Have a laugh

When love is all around, so is laughter. For many years, Reader’s Digest has insisted that laughter is the best medicine; a book by that title even now declares it. Scientific research is proving just that. Of course, it makes sense: if things that make us happy relieve stress and make us healthier, then laughter certainly should. There are now clubs virtually around the globe that model the laughter clubs of India.

In the United States, the medical world started taking note of the possibilities of therapeutic laughter after Norman Cousin’s book Anatomy of an Illness as Perceived by the Patient came out in 1979. In it, he describes how watching Marx Brothers movies, Candid Camera, and other comedies helped him fight a life-threatening disease of the joints and connective tissue.

Now hospitals, nursing homes and private clubs all around the country are hiring laughter leaders, certified by the Association for Applied Therapeutic Humor, who teach the healing value of laughter. One of the things Cousins documented was that a ten-minute belly laugh could give him two hours of painless sleep.

Many other studies suggest that the ability to manage and conquer pain can largely be predicted by a patient’s frame of mind. The physiological effects of a 30- minute to one-hour sessions of viewing a humorous video have appeared to last up to 12 to 24 hours in some individuals.

A friend and colleague at my university was involved in a serious automobile accident two years ago. The type of back injury that he sustained should have killed him. In addition to his tremendous faith and support from his family and friends, he credits humor and a positive attitude for much of his healing.

As a helpful resource, I have lots of articles on healthy ingredients and recipes that you can implement into your daily life.
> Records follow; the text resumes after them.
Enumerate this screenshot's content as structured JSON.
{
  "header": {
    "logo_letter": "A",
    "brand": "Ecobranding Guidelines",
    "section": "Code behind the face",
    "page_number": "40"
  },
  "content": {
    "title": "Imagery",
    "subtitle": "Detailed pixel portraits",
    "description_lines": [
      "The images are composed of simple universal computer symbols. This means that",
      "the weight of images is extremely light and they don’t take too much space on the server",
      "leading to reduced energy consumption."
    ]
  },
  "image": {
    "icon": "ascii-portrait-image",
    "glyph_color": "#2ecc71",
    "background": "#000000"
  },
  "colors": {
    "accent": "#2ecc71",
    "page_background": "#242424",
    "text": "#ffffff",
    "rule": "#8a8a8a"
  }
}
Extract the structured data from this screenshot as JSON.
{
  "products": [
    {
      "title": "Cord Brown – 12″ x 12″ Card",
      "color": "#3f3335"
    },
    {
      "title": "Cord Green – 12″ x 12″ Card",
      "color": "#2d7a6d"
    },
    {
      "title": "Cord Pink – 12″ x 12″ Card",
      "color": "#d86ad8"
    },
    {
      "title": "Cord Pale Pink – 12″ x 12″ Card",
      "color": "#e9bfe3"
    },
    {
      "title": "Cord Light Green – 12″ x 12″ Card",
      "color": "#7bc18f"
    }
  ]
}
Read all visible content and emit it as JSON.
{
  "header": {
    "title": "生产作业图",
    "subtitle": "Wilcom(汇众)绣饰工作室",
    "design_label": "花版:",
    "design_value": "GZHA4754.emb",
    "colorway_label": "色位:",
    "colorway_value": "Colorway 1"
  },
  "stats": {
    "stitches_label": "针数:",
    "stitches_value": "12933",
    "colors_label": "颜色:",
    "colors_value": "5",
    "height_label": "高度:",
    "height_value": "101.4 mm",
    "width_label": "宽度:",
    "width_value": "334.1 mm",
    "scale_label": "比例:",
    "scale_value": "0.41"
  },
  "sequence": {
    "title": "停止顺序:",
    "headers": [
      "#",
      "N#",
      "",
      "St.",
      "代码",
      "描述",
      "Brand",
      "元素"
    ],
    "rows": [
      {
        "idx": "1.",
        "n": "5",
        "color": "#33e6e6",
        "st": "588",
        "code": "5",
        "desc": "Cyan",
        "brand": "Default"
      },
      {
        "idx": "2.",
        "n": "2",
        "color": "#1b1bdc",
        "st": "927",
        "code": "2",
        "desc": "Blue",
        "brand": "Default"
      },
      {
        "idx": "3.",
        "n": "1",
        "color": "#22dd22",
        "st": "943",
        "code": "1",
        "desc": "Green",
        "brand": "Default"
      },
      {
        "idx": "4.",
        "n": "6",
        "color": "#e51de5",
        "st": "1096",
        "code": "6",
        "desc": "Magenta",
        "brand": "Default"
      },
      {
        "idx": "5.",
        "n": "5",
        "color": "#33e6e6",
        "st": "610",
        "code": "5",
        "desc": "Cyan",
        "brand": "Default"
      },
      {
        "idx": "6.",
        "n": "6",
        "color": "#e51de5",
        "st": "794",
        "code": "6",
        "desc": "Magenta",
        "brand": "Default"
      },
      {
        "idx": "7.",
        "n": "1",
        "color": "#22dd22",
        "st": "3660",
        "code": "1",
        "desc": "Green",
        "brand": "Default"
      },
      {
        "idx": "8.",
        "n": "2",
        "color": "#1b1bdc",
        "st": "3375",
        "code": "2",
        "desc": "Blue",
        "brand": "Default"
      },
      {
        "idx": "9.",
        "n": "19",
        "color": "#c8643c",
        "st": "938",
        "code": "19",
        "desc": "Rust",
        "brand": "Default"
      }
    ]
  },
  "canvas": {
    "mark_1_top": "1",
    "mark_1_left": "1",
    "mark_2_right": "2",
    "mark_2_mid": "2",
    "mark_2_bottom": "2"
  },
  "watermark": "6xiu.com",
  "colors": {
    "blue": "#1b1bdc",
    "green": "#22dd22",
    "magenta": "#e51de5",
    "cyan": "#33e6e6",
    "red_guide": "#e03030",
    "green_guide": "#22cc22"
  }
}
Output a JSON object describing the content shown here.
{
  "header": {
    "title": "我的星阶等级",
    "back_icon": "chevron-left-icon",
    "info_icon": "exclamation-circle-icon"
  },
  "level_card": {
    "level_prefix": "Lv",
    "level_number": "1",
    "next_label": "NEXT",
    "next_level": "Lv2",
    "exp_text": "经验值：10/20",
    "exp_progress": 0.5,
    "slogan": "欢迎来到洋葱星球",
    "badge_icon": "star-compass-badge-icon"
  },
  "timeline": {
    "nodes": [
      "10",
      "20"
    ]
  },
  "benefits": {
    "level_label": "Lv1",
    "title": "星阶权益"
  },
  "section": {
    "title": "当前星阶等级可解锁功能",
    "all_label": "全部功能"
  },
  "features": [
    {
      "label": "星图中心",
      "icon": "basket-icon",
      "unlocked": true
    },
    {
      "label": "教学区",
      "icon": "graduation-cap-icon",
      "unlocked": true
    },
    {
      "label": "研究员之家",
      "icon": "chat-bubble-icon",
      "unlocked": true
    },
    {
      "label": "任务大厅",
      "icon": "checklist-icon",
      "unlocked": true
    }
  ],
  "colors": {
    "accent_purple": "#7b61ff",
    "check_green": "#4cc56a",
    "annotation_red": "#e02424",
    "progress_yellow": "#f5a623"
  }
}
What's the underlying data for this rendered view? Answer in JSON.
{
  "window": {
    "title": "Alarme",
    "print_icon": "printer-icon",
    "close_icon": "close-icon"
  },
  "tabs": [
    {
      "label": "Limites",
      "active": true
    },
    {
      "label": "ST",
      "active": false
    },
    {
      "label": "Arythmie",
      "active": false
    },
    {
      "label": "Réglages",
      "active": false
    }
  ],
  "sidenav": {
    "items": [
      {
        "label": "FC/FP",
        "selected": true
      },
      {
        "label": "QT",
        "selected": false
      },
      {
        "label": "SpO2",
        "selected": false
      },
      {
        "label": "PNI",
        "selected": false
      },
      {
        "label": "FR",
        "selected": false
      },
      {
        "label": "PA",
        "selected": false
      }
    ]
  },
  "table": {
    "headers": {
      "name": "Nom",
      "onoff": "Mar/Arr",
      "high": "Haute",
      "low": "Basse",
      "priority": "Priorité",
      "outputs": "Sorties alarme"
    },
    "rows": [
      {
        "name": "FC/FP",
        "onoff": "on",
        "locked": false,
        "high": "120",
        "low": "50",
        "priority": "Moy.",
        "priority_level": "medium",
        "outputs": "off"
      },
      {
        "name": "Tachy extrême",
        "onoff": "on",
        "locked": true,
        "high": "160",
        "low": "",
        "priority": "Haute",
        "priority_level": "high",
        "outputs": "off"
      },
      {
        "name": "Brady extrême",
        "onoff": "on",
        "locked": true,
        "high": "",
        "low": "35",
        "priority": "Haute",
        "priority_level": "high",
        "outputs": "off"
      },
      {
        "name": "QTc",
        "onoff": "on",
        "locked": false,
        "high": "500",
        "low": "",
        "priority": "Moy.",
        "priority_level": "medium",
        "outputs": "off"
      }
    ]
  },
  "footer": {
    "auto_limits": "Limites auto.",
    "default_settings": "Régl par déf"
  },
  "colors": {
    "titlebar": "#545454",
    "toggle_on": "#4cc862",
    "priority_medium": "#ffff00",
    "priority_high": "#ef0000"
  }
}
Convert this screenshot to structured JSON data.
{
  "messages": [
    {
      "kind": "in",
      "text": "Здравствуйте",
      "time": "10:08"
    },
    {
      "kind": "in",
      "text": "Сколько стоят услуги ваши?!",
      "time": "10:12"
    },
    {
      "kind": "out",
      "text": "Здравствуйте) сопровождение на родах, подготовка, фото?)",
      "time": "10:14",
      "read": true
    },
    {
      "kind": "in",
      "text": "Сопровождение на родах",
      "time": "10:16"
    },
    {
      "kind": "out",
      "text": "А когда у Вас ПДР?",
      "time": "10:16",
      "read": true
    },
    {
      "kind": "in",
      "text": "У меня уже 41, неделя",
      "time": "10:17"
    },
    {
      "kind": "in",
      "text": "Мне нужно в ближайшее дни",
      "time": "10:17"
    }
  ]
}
If you’d like to dig deeper into my journey of discovering God’s plan for health and wellness, check out my book, Made For Paradise: God’s Original Plan for Healthy Eating, Physical Activity, and Rest.